The researchers found that after a period of time, mice with normal Tet1 levels appeared to lose their fear of the cage, indicating that new memories replaced the old ones.

Li-Huei Tsai, director of MIT’s Picower Institute for Learning and Memory, explains:

What happens during memory extinction is not erasure of the original memory. The old trace of memory is telling the mice that this place is dangerous. But the new memory informs the mice that this place is actually safe. There are two choices of memory that are competing with each other.”

However, the researchers add that the mice without the Tet1 gene remain fearful and are unable to extinguish the memory.

The team carried out another set of experiments that tested the mice’s spatial memory.

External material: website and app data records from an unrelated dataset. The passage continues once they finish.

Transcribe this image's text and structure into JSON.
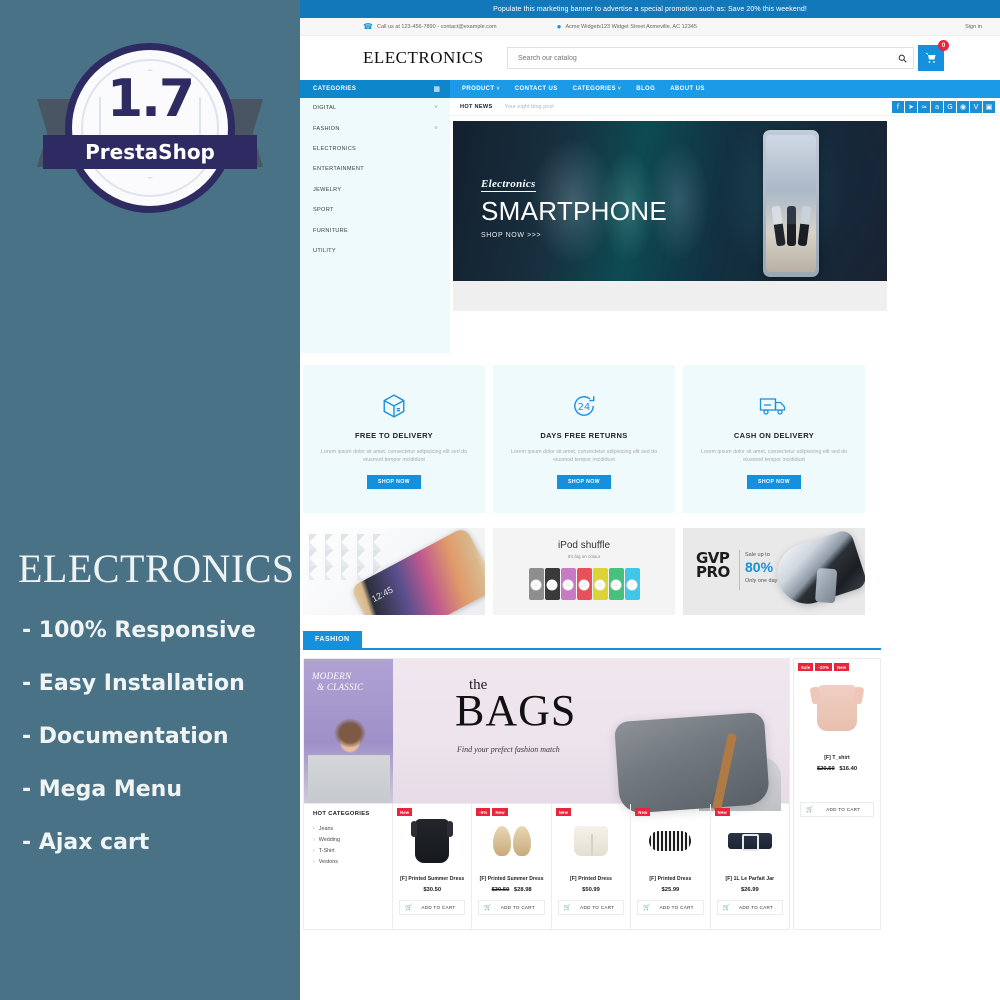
{
  "promo_panel": {
    "badge": {
      "version": "1.7",
      "name": "PrestaShop"
    },
    "title": "ELECTRONICS",
    "features": [
      "- 100% Responsive",
      "- Easy Installation",
      "- Documentation",
      "- Mega Menu",
      "- Ajax cart"
    ]
  },
  "colors": {
    "panel_bg": "#4a7287",
    "accent_blue": "#1490dd",
    "nav_blue": "#1b9ae8",
    "sale_red": "#e8253a",
    "badge_navy": "#2e2b62",
    "service_bg": "#effafc"
  },
  "shop": {
    "marketing_banner": "Populate this marketing banner to advertise a special promotion such as: Save 20% this weekend!",
    "contact_bar": {
      "phone_icon": "phone-icon",
      "phone": "Call us at 123-456-7890 - contact@example.com",
      "location_icon": "map-pin-icon",
      "address": "Acme Widgets123 Widget Street Acmeville, AC 12345",
      "signin": "Sign in"
    },
    "header": {
      "logo": "ELECTRONICS",
      "search_placeholder": "Search our catalog",
      "search_value": "",
      "search_icon": "search-icon",
      "cart_icon": "shopping-cart-icon",
      "cart_count": "0"
    },
    "nav": {
      "categories_label": "CATEGORIES",
      "categories_icon": "grid-menu-icon",
      "items": [
        {
          "label": "PRODUCT",
          "caret": "˅"
        },
        {
          "label": "CONTACT US",
          "caret": ""
        },
        {
          "label": "CATEGORIES",
          "caret": "˅"
        },
        {
          "label": "BLOG",
          "caret": ""
        },
        {
          "label": "ABOUT US",
          "caret": ""
        }
      ]
    },
    "sidebar": {
      "items": [
        {
          "label": "DIGITAL",
          "caret": "˅"
        },
        {
          "label": "FASHION",
          "caret": "˅"
        },
        {
          "label": "ELECTRONICS",
          "caret": ""
        },
        {
          "label": "ENTERTAINMENT",
          "caret": ""
        },
        {
          "label": "JEWELRY",
          "caret": ""
        },
        {
          "label": "SPORT",
          "caret": ""
        },
        {
          "label": "FURNITURE",
          "caret": ""
        },
        {
          "label": "UTILITY",
          "caret": ""
        }
      ]
    },
    "hot_news": {
      "label": "HOT NEWS",
      "text": "Your eight blog post",
      "social": [
        {
          "name": "facebook-icon",
          "glyph": "f"
        },
        {
          "name": "twitter-icon",
          "glyph": "➤"
        },
        {
          "name": "rss-icon",
          "glyph": "≈"
        },
        {
          "name": "amazon-icon",
          "glyph": "a"
        },
        {
          "name": "google-plus-icon",
          "glyph": "G"
        },
        {
          "name": "pinterest-icon",
          "glyph": "◉"
        },
        {
          "name": "vimeo-icon",
          "glyph": "V"
        },
        {
          "name": "instagram-icon",
          "glyph": "▣"
        }
      ]
    },
    "hero": {
      "eyebrow": "Electronics",
      "title": "SMARTPHONE",
      "cta": "SHOP NOW >>>"
    },
    "services": [
      {
        "icon": "package-box-icon",
        "title": "FREE TO DELIVERY",
        "text": "Lorem ipsum dolor sit amet, consectetur adipisicing elit sed do eiusmod tempor incididunt",
        "button": "SHOP NOW"
      },
      {
        "icon": "24-hours-return-icon",
        "title": "DAYS FREE RETURNS",
        "text": "Lorem ipsum dolor sit amet, consectetur adipisicing elit sed do eiusmod tempor incididunt",
        "button": "SHOP NOW"
      },
      {
        "icon": "delivery-truck-icon",
        "title": "CASH ON DELIVERY",
        "text": "Lorem ipsum dolor sit amet, consectetur adipisicing elit sed do eiusmod tempor incididunt",
        "button": "SHOP NOW"
      }
    ],
    "promo_banners": {
      "banner1": {
        "name": "smartphone-banner",
        "text": "12:45"
      },
      "banner2": {
        "title": "iPod shuffle",
        "subtitle": "It's big on colour",
        "swatch_colors": [
          "#8e8e8e",
          "#3a3a3a",
          "#c87bc4",
          "#e8505b",
          "#dbd434",
          "#48c07e",
          "#3fc6e8"
        ]
      },
      "banner3": {
        "brand_line1": "GVP",
        "brand_line2": "PRO",
        "sale_top": "Sale up to",
        "sale_pct": "80%",
        "sale_bottom": "Only one day"
      }
    },
    "fashion": {
      "tab": "FASHION",
      "banner": {
        "left_line1": "MODERN",
        "left_line2": "& CLASSIC",
        "the": "the",
        "bags": "BAGS",
        "tagline": "Find your prefect fashion match"
      },
      "hot_categories": {
        "title": "HOT CATEGORIES",
        "items": [
          "Jeans",
          "Wedding",
          "T-Shirt",
          "Vestons"
        ]
      },
      "featured_product": {
        "badges": [
          "Sale",
          "-20%",
          "New"
        ],
        "thumb": "tshirt-thumb",
        "name": "[F] T_shirt",
        "old_price": "$20.50",
        "price": "$16.40",
        "add_to_cart": "ADD TO CART",
        "cart_icon": "cart-icon"
      },
      "products": [
        {
          "badges": [
            "New"
          ],
          "thumb": "dress-thumb",
          "name": "[F] Printed Summer Dress",
          "old_price": "",
          "price": "$30.50",
          "add_to_cart": "ADD TO CART",
          "cart_icon": "cart-icon"
        },
        {
          "badges": [
            "-5%",
            "New"
          ],
          "thumb": "shoes-thumb",
          "name": "[F] Printed Summer Dress",
          "old_price": "$30.50",
          "price": "$28.98",
          "add_to_cart": "ADD TO CART",
          "cart_icon": "cart-icon"
        },
        {
          "badges": [
            "New"
          ],
          "thumb": "shorts-thumb",
          "name": "[F] Printed Dress",
          "old_price": "",
          "price": "$50.99",
          "add_to_cart": "ADD TO CART",
          "cart_icon": "cart-icon"
        },
        {
          "badges": [
            "New"
          ],
          "thumb": "bracelet-thumb",
          "name": "[F] Printed Dress",
          "old_price": "",
          "price": "$25.99",
          "add_to_cart": "ADD TO CART",
          "cart_icon": "cart-icon"
        },
        {
          "badges": [
            "New"
          ],
          "thumb": "belt-thumb",
          "name": "[F] 1L Le Parfait Jar",
          "old_price": "",
          "price": "$26.99",
          "add_to_cart": "ADD TO CART",
          "cart_icon": "cart-icon"
        }
      ]
    }
  }
}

These experiments showed that the mice without the Tet1 gene had the ability to learn to navigate a water maze, but they were unable to extinguish the memory of how to navigate the maze, further supporting the findings of the previous experiment.

The researchers explain that the Tet1 and other Tet proteins help to regulate the modifications of DNA that determine whether a certain gene will be expressed or not.

Tet1 alters the levels of DNA methylation – a modification that controls access to genes. High methylation levels prevent genes from being expressed, while low methylation levels allow them to be “switched on.”

Tet1 and Tet proteins were found to remove DNA methylation, after the mice without Tet1 showed significantly lower levels of hydroxymethylation – the process leading to the removal of methylation – in both the hippocampus and cortex of the brain. These areas are key for learning and memory.

The researchers found that demethylation was most significant in a group of 200 genes, particularly a small subset referred to as “immediate early genes” – critical for memory formation.

In the mice without the Tet1 gene, it was found that immediate early genes were highly methylated, meaning it would be difficult for these genes to be expressed.

Previous research from MIT showed that an immediate early gene called Npas4 regulates other immediate early genes. In this study, the researchers found that in the promoter region of the Npas4 gene, methylation levels in mice without the Tet1 gene was almost 60%, compared with 8% in mice who had the Tet1 gene.

“It’s a huge increase in methylation, and we think that is most likely to explain why Npas4 is so drastically downregulated in the Tet1 knockout mice,” notes Prof. Tsai.

Matthew Lattai, associate professor of behavioral neuroscience at Oregon Health and Science University, who was not a part of the study, says the findings could pave the way for treatments for PTSD:

By demonstrating some of the ways that regulatory genes are methylated in response to Tet1 knockout and behavioral experience, the authors have taken an important step in identifying potential pharmacological treatment targets for disorders such as PTSD and addiction.”

Furthermore, the research team also discovered why mice without the Tet1 gene still have the ability to learn new tasks.

They found that during fear conditioning, the methylation of the Npas4 gene reduced to 20% – a level low enough for Npas4 to be expressed, therefore creating new memories.

The team hypothesize that the mice’s fear is so strong that it may trigger other demethylation proteins, such as Tet2 or Tet3.

Overall, the researchers say that their findings suggest there is a threshold level needed in order for methylation to take place, and that Tet1 is responsible for maintaining low methylation to make sure that the genes needed for memory formation are ready to be “turned on” when needed.

Further research from the team will involve searching for ways to artificially increase Tet1 levels and seeing whether this could “boost” memory extinction. Additionally, they plan to determine the effects of erasing all Tet genes.

Meelad Dawlaty of MIT’s Whitehead Institute, adds:

“This will not only help us further delineate epigenetic regulation of memory formation and extinction, but will also unravel other potential functions of Tets and methylation in the brain beyond memory extinction.”

Medical News Today recently reported how scientists from The Scripps Research Institute have created a method in mice that is able to target and erase unwanted memories.